[OUTLOOK]Tie still more yellow ribbonsI proposed last week, through this very same column space, a campaign to hang yellow handkerchiefs or ribbons on trees, to show support for families of abducted South Koreans detained in North Korea in their demands to bring back their loved ones. Since then, some Christian groups have told me they were starting campaigns and some people presented such specific campaign themes as lining the Freedom Road that leads to Imjin Pavilion near the demilitarized zone with yellow ribbons, or launching a campaign of adorning our chests and cars with them.
In that previous article, I mentioned a total of 1,030 abducted South Koreans currently being detained in North Korea. A group of 484 of them are post-Korean War abductees while 546 were prisoners of war. But I had left out another crucial group, I realized, when a former reporter of the JoongAng Ilbo and a senior of mine asked why I had not mentioned those abducted during the three-year war.
At first, I wondered to what extent a society should be held accountable for wrongs committed during a wartime era. But after learning of the pains of families whose loved ones were taken during the time of war, I realized the mistake I had made.
Fifty-five years later, the pain these families feel is still raw. It’s a pain aggravated by a mix of rancor against North Korea for taking their loved ones and bitterness toward the South Korean government for doing nothing about it. For these families who seek information on or, in some cases, the remains of their loved ones, the Korean War goes on.
The person who pointed out my mistake comes from one such family. His father, Lee Gil-yong, was a sports reporter for the domestic daily, Dong-a Ilbo, and was involved with erasing the Japanese flag from athlete Son Ki-jung’s uniform when he won the marathon at the 1938 Berlin Summer Olympiad while running in a Japanese uniform.
Mr. Lee was arrested by the colonial Japanese authorities and fired from his job. He was later reinstated when Korea was liberated, and went on to write a history of Korean sports for what is now the Korea Sports Council and Korean Olympic Committee.
When war broke out and the North Korean forces captured Seoul, he was whisked away from near his home in Seongbuk-dong on July 17. He has never returned. If he remains alive, he would be 106 years old, as he was 51 years of age when taken away. The last and latest news about Mr. Lee was from the late Hwang Shin-deok ― an abductee who fled North Korea after forcibly being taken to Pyongyang. “I arrived in the North, but I did not see Lee Gil-yong, who was taken away at the same time as me,” he said.
Lee Tae-yong, then a 10-year-old and now 65, remembers his father as a young man, a younger man than he himself is. “We never knew why they took him away. He probably has passed away. We don’t ask for anything; even our hate is gone. All we want is to have his remains returned so we can remember him through a family ritual,” the son, who went on to become a famous sports journalist himself, said.
Tens of thousands of South Koreans are estimated to have been abducted by North Korean authorities during the war.

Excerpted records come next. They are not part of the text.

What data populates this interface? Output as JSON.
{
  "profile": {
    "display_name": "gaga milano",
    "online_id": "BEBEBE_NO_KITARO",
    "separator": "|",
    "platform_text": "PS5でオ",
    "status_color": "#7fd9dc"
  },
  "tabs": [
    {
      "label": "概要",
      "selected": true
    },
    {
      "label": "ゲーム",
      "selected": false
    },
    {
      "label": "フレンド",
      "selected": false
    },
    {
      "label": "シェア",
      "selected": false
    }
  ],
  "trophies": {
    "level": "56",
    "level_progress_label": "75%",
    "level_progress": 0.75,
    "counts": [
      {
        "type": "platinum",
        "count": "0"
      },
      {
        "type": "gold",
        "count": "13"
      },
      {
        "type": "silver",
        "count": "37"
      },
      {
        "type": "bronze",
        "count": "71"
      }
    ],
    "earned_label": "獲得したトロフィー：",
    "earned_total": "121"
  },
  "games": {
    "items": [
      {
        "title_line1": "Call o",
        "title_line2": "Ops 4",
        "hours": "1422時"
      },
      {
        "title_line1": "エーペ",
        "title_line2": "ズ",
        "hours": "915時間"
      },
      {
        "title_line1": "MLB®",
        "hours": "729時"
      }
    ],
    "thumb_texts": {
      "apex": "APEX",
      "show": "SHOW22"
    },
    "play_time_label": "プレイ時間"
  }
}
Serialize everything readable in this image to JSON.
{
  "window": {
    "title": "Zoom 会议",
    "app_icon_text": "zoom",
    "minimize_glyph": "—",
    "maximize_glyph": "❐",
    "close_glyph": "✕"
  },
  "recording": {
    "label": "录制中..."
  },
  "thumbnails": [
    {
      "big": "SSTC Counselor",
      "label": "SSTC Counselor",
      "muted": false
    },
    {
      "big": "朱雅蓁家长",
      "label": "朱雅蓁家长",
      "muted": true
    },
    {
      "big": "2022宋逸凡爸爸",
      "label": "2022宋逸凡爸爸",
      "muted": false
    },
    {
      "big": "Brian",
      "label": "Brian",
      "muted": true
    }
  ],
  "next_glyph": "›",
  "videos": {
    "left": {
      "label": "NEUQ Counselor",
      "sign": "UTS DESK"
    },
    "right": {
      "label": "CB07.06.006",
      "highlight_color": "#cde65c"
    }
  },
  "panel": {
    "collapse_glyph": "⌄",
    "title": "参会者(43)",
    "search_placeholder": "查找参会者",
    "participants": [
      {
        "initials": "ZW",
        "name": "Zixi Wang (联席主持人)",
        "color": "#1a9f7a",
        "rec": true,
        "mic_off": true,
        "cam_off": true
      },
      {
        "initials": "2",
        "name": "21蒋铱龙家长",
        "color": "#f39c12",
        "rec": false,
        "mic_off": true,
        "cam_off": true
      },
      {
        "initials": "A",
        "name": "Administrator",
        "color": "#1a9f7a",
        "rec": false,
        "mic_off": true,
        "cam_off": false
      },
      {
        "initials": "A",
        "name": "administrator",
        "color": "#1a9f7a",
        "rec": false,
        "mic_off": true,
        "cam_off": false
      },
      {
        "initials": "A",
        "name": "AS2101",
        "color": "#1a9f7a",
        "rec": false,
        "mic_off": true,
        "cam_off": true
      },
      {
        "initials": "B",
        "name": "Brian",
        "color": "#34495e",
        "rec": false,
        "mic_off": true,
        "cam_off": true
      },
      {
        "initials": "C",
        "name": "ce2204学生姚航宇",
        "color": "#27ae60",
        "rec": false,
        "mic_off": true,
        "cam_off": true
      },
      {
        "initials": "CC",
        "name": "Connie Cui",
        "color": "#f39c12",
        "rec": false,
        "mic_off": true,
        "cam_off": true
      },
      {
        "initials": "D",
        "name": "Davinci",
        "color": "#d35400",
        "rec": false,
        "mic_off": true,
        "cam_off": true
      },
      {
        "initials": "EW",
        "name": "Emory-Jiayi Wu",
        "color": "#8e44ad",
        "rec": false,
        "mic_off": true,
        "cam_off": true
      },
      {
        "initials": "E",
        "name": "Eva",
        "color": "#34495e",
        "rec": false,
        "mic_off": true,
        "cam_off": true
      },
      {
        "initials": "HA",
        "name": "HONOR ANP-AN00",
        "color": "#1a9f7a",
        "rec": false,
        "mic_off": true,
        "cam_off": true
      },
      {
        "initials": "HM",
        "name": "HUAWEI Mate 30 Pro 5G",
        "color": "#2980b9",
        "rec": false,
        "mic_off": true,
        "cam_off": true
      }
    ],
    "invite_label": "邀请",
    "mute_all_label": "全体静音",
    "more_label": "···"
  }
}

The South Korean government does not have an exact tally nor any idea what became of them afterwards. The families are devastated because the government “does not even bother to find out.” After combing and searching through libraries and old bookstores on their own, the families have unearthed several documents. In a government document published in October 1953, the number of those abducted during the Korean War was estimated at some 80,000, a figure that excluded the dead and the missing. In another government document published by what is now the Ministry of Government Affairs and Home Administration, a total of 17,940 are listed as having been taken to the North. The book “Journalists who failed to come back,” published by the Korean Journalists Club, details the roll-call of 226 journalists who were abducted during the war, the perilous atmosphere at the time of their abduction and the sorrow and anxiety that the families left behind suffer.
But lately, we find our society digs into civilian casualties caused by the U.S. and South Korean forces, while these stories remain buried. Nobody seems to make the effort to look into the abductions or killings committed by the North Korean forces, on the pretext that all of those cases have been confirmed. There are, however, piles of unresolved cases of abducted South Koreans.
Our society demonstrates magnanimity toward the mistakes committed by our enemy during the war and tries very hard to turn a blind eye to civilian sufferings left in their wake.
How are we supposed to understand this remarkable turnabout of things? Surely, we as a society need to investigate and restore dignity to those who had suffered at the hands of friendly forces. But should we not make the same effort for the victims who suffered at the hands of hostile forces?
Isn’t that what governments are supposed to do for their citizens? The case of South Koreans abducted during the war should be top priority in the ongoing government-level inquiry into historical misdeeds, and the government should assume an aggressive role in finding out if the abductees are still alive, and if not, in bringing back home their remains.
This year’s autumn foliage is especially pretty, where the bright yellow gingko trees, in particular, radiate in the sun, to light up our streets. Surely, they must be the yellow ribbons that heaven ― hearing the dearest prayers of the families left behind ― has sent down for us.
* The writer is the chief of the editorial page of the JoongAng Ilbo.
by Heo Nam-chin